For those who live on the East Coast, this spring means the emergence of periodic cicadas for the first time in 17 years, an event affectionately dubbed Cicadapocalypse. In just a few weeks, parts of Connecticut, Maryland, New Jersey, New York, North Carolina, Pennsylvania and Virginia will see hordes of these insects rise up from the ground, blanket the skies and descend upon the earth, issuing their loud, shrill mating calls all the while.u
If this sounds doomsday-esque, don’t be alarmed — despite their ominous appearance, cicadas are harmless. These herbivores are concentrated solely on finding mates and laying eggs. They carry no diseases, and they neither bite nor sting. And contrary to popular belief, they are not locusts (or even closely related to them)…
Periodic cicadas emerge to mate, lay eggs in tree twigs and beget the next generation. Cicadas spend the first 12 or 16 years of their lives (depending on the species) underground, sucking out nutrients from tree roots for survival and molting several times. Upon their final molt, they tunnel out into the world and males begin to attract females to mate. They do this by congregating and producing songs through membranes on their bodies. These songs — which are more akin to loud, whirring buzzes — can be as loud as 100 decibels and arouse female cicadas. The matured cicadas then mate, the females lay eggs, and the process begins anew.
Cicada waves are known as broods, and each brood covers a different swath of the country. This year, the Brood II cicadas will surface; next year, Brood III will emerge in the Midwest. Cicadas emerge generally when the soil where they lay dormant reaches 64 degrees Fahrenheit. The best way to know the date that cicadas will emerge in your area is by checking old records and asking longtime residents. The season of the cicadas usually starts between April and June and should end by late July.
At their worst, periodic cicadas are irritating. Their mating calls are ear-splitting, and they can overwhelm outdoor areas. It’s not uncommon to find tens to hundreds of thousands of periodic cicadas per acre — so it might not be the best idea to get married outdoors in New England this summer. If you run a garden, nursery or orchard, be sure to protect your plants by bringing them indoors or covering them with screening material.

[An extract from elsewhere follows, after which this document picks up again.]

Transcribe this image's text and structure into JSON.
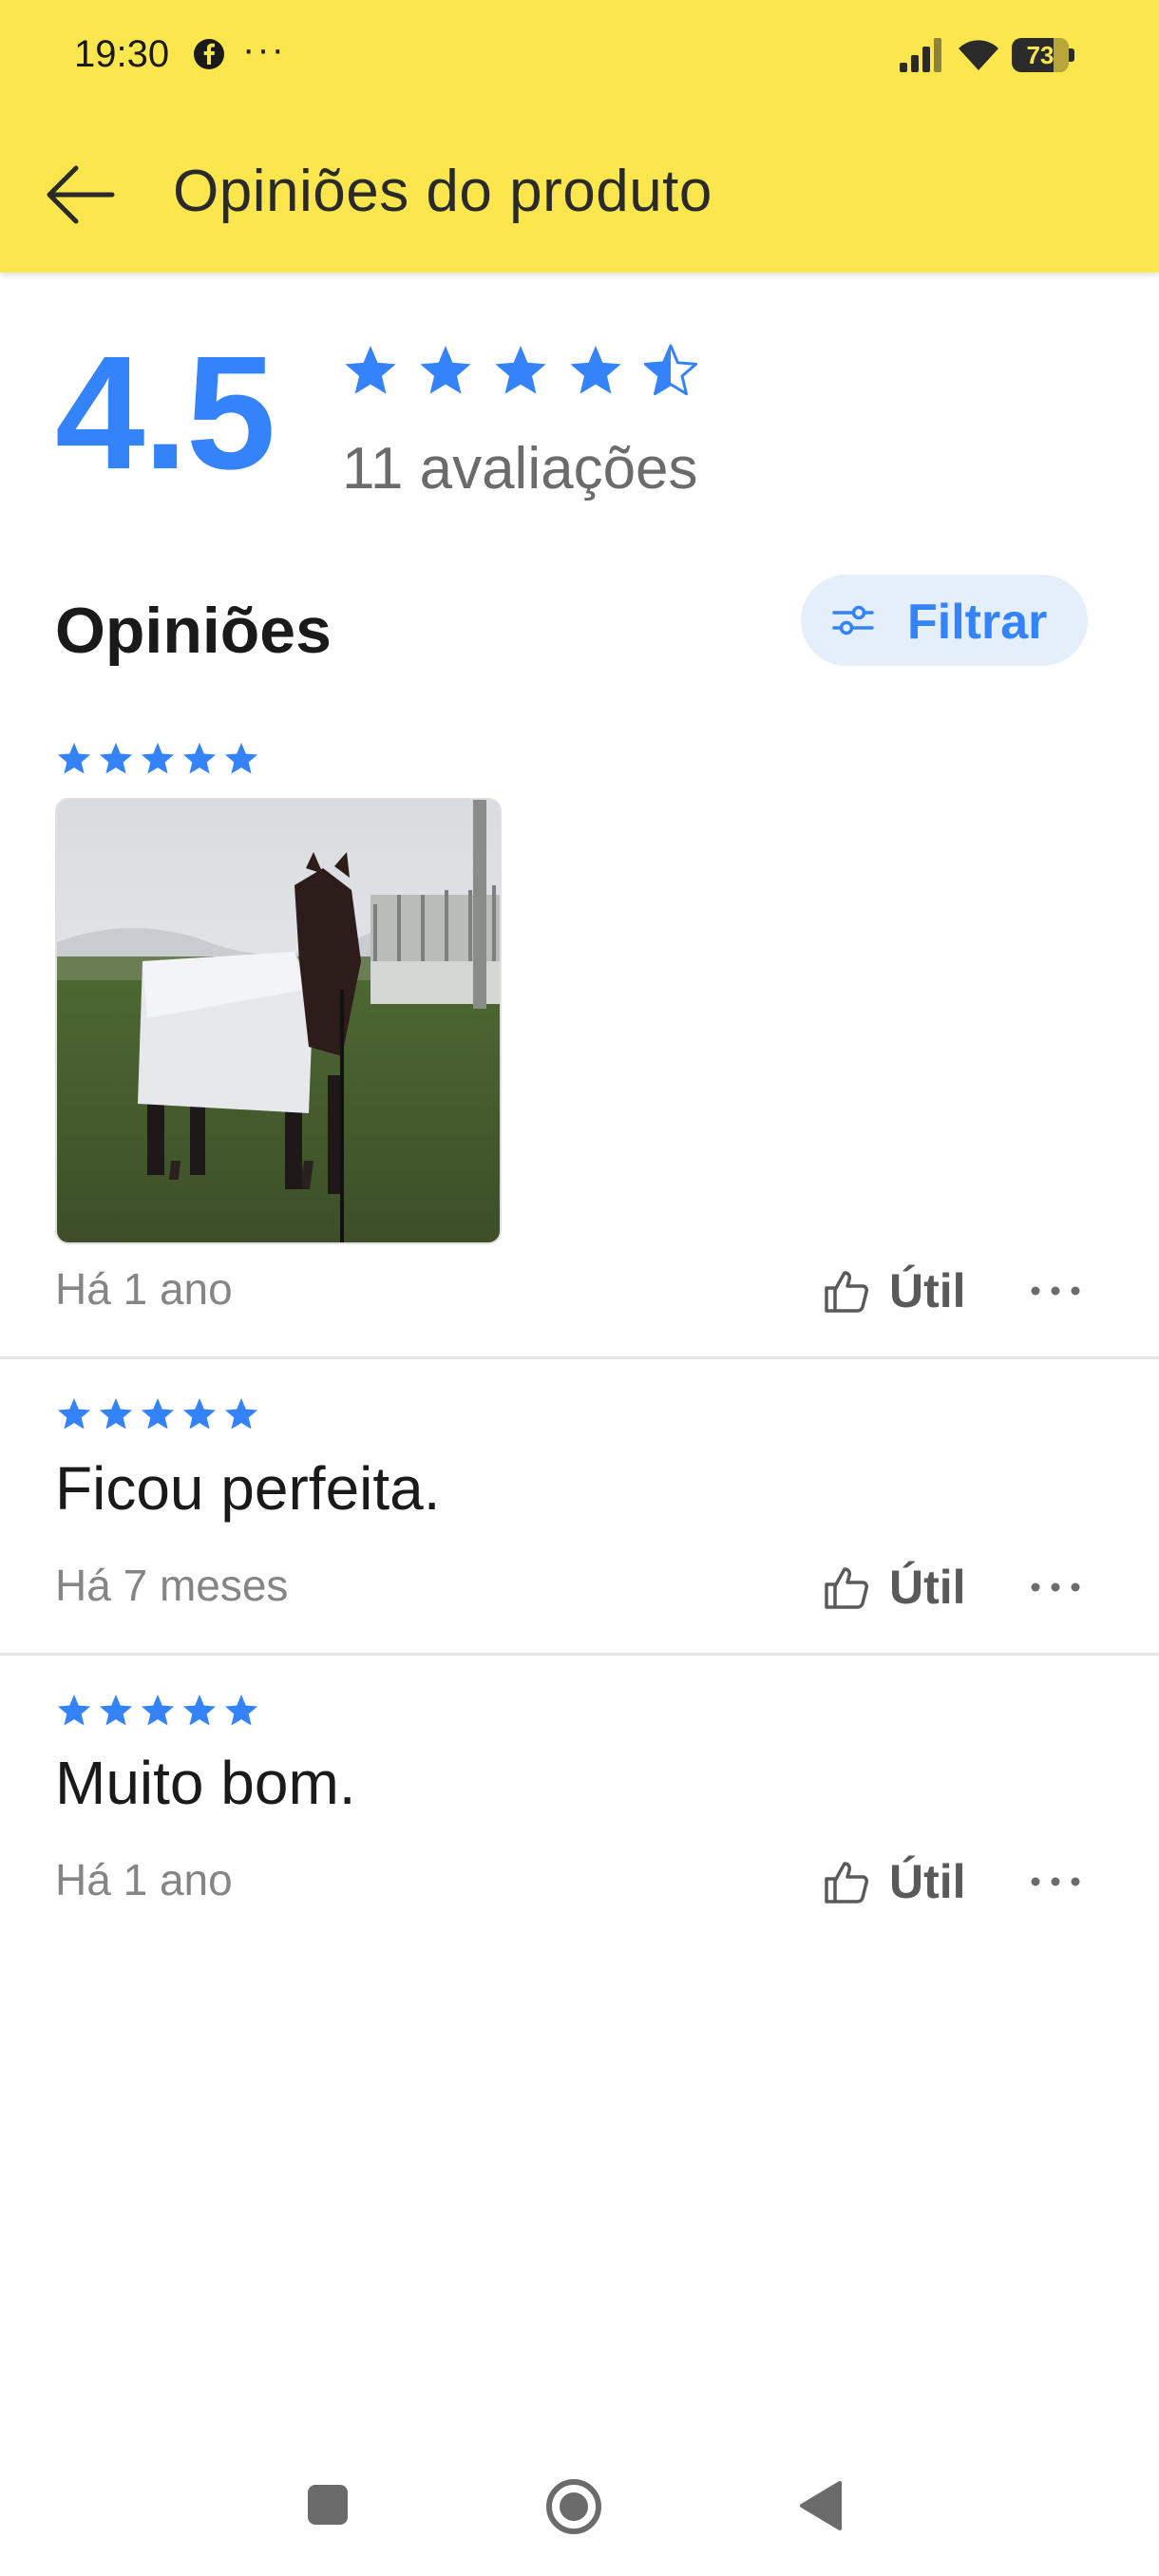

To me, cicadas are a favorite sign of summer coming. As a kid, school was ending soon and my sister and I would be traveling to upstate New York to spend the summer at our grandparents’ Turkey Hill farm.
And many areas of the country have a local, annual variety of cicada whose arrival signals the downhill side of summer. Another familiar sound of summer as common as a mourning dove or catbird.
Venice has suffered its worst flooding in 22 years, leaving some parts of the historic Italian city neck-deep in water, reports said Monday.
Water burst the banks of the coastal city’s famed canals, leaving the landmark Piazza San Marco — St Mark’s Square — under almost a meter of water at one point.
Strong winds pushed waters to a high of 1.56 meters (5 feet 2 inches) at 10:45 a.m. local time, prompting the city government to issue warnings to the public…
In 2007, the United Nations cultural organization UNESCO warned Venice — a designated World Heritage Site — is under threat from rising sea levels caused by climate change. It said that unless the problem is tackled, Venice could be flooded daily and water levels would permanently rise by 54 centimeters in the city by the year 2100.
It’s hard to stick your head in the sand – when the sand is under water.